Fears in the US of being outgunned in the vital propaganda wars by Russia, China - and even Isis - have prompted a rethink on overseas broadcasters

Let the propaganda wars begin - again

'Accurate, objective, comprehensive': that was Voice of America's creed, but now its masters want it to promote US policy, reports Rupert Cornwell
Why Japan's incredible long-distance runners will never win the London Marathon

Japan's incredible long-distance runners

Every year, Japanese long-distance runners post some of the world's fastest times – yet, come next weekend, not a single elite competitor from the country will be at the London Marathon
Why does Tom Drury remain the greatest writer you've never heard of?
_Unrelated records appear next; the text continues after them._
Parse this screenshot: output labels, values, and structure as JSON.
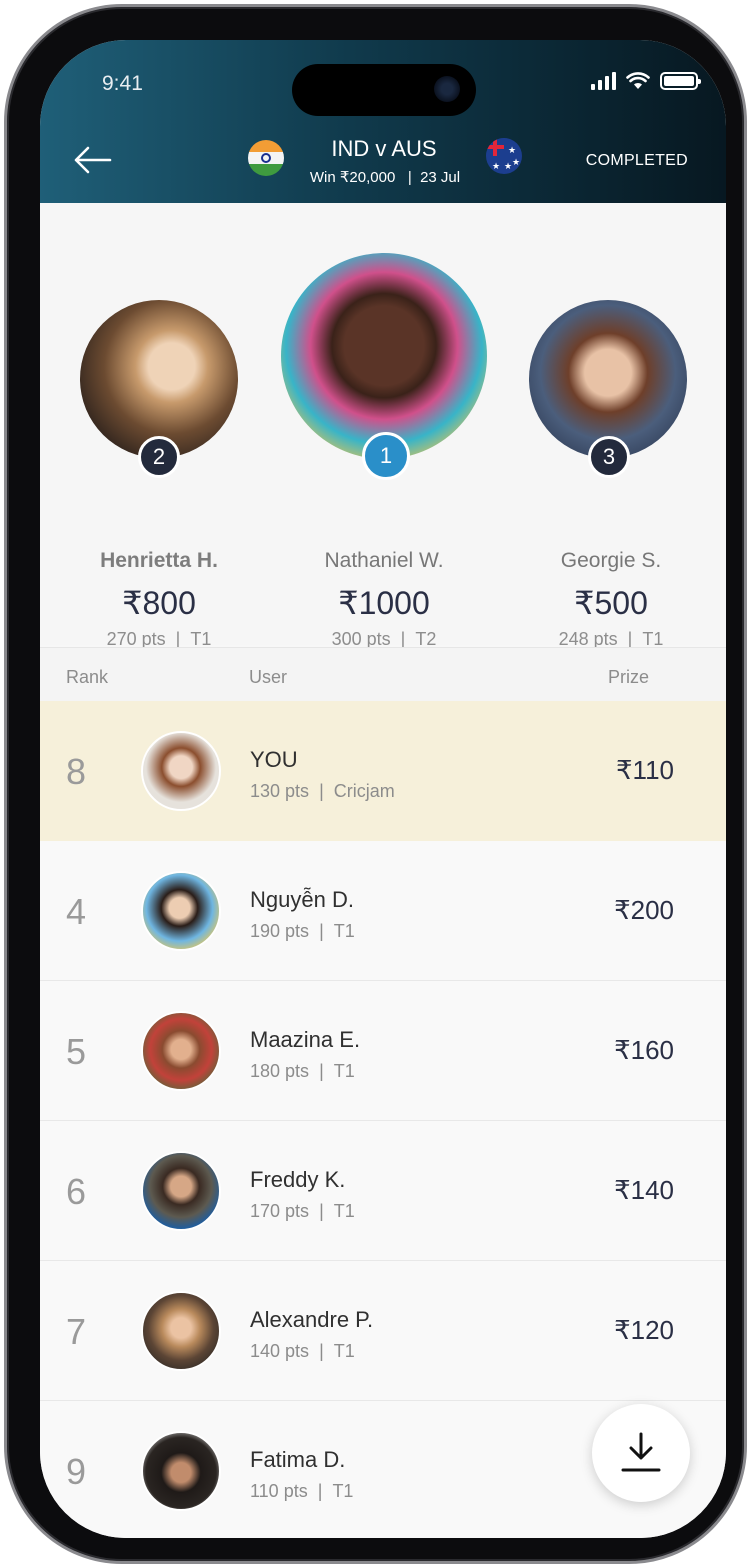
{
  "status_bar": {
    "time": "9:41"
  },
  "header": {
    "match_title": "IND v AUS",
    "win_text": "Win ₹20,000",
    "separator": "|",
    "date": "23 Jul",
    "status": "COMPLETED"
  },
  "podium": [
    {
      "rank": "2",
      "name": "Henrietta H.",
      "prize": "₹800",
      "pts": "270 pts",
      "sep": "|",
      "team": "T1"
    },
    {
      "rank": "1",
      "name": "Nathaniel W.",
      "prize": "₹1000",
      "pts": "300 pts",
      "sep": "|",
      "team": "T2"
    },
    {
      "rank": "3",
      "name": "Georgie S.",
      "prize": "₹500",
      "pts": "248 pts",
      "sep": "|",
      "team": "T1"
    }
  ],
  "table_header": {
    "rank": "Rank",
    "user": "User",
    "prize": "Prize"
  },
  "rows": [
    {
      "rank": "8",
      "name": "YOU",
      "pts": "130 pts",
      "sep": "|",
      "team": "Cricjam",
      "prize": "₹110"
    },
    {
      "rank": "4",
      "name": "Nguyễn D.",
      "pts": "190 pts",
      "sep": "|",
      "team": "T1",
      "prize": "₹200"
    },
    {
      "rank": "5",
      "name": "Maazina E.",
      "pts": "180 pts",
      "sep": "|",
      "team": "T1",
      "prize": "₹160"
    },
    {
      "rank": "6",
      "name": "Freddy K.",
      "pts": "170 pts",
      "sep": "|",
      "team": "T1",
      "prize": "₹140"
    },
    {
      "rank": "7",
      "name": "Alexandre P.",
      "pts": "140 pts",
      "sep": "|",
      "team": "T1",
      "prize": "₹120"
    },
    {
      "rank": "9",
      "name": "Fatima D.",
      "pts": "110 pts",
      "sep": "|",
      "team": "T1",
      "prize": ""
    }
  ],
  "colors": {
    "header_start": "#1f5f78",
    "header_end": "#071821",
    "rank1_badge": "#2a8fc9",
    "rank_badge": "#232a3c",
    "highlight_row": "#f6f0da",
    "prize_text": "#2a2f45"
  },
  "icons": {
    "back": "arrow-left-icon",
    "download": "download-icon"
  }
}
Tom Drury: The quiet American

His debut was considered one of the finest novels of the past 50 years, and he is every bit the equal of his contemporaries, Jonathan Franzen, Dave Eggers and David Foster Wallace
You should judge a person by how they peel a potato
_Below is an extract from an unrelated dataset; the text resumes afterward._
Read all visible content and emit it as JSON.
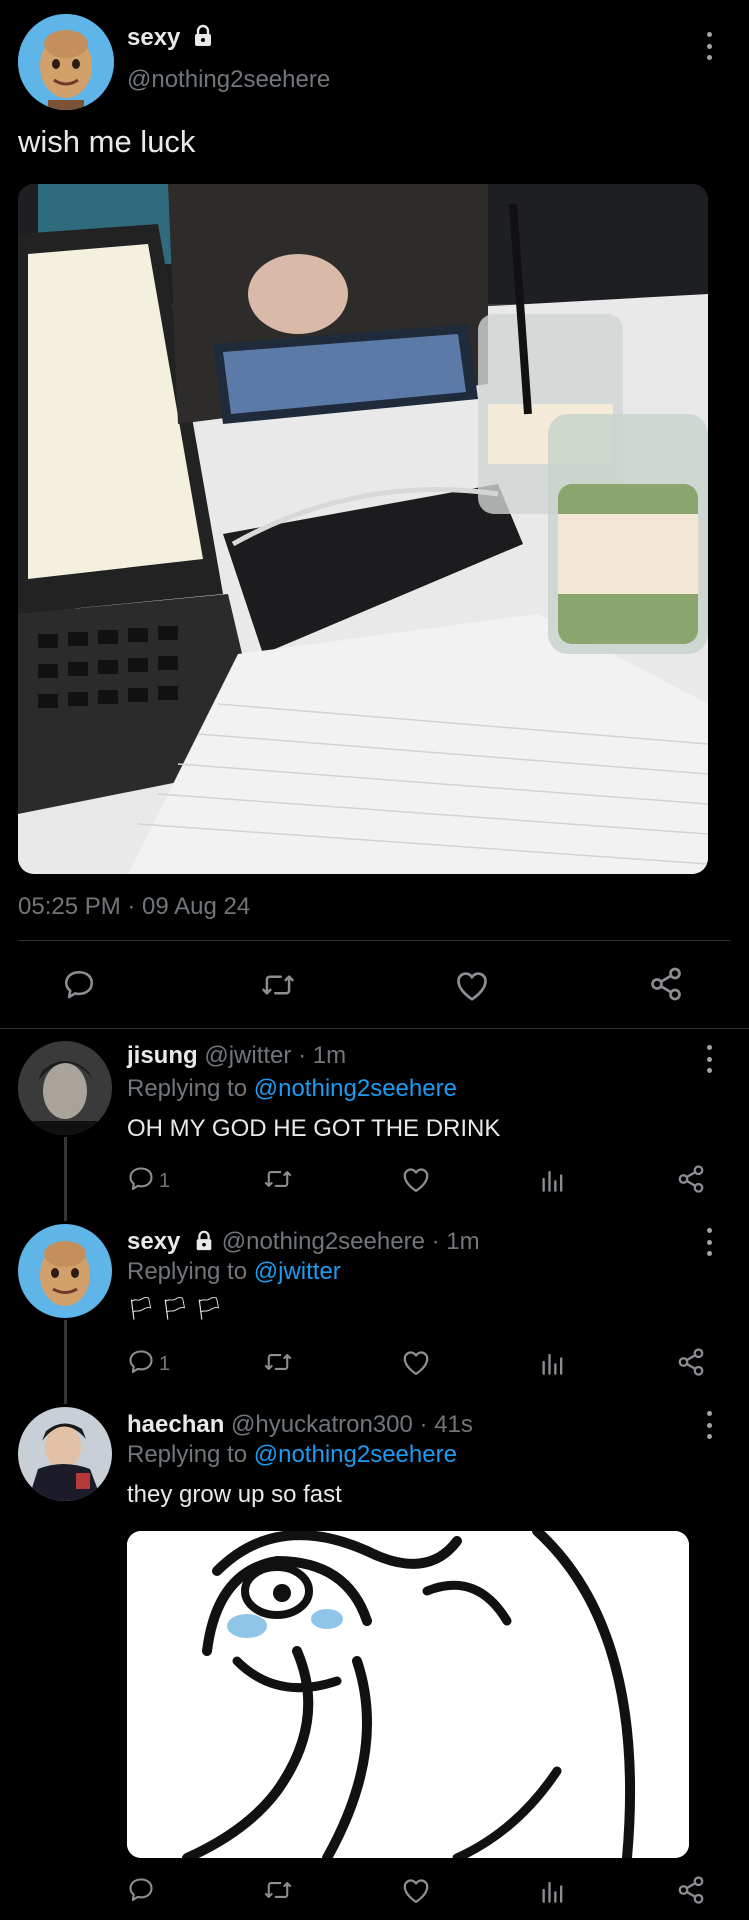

You should judge a person by how they peel a potato

Dave Hax's domestic tips are reminiscent of George Orwell's tea routine. The world might need revolution, but we like to sweat the small stuff, says DJ Taylor
Beige is back: The drab car colours of the 1970s are proving popular again

Beige to the future

Flares and flounce are back on catwalks but a revival in ’70s car paintjobs was a stack-heeled step too far – until now
Bill Granger recipes: Our chef's dishes highlight the delicate essence of fresh cheeses

Bill Granger cooks with fresh cheeses

More delicate on the palate, milder, fresh cheeses can also be kinder to the waistline
Aston Villa vs Liverpool: 'This FA Cup run has been wonderful,' says veteran Shay Given

Shay Given: 'This FA Cup run has been wonderful'

The Villa keeper has been overlooked for a long time and has unhappy memories of the national stadium – but he is savouring his chance to play at Wembley
Timeless drama of Championship race in league of its own - Michael Calvin

Michael Calvin's Last Word

Timeless drama of Championship race in league of its own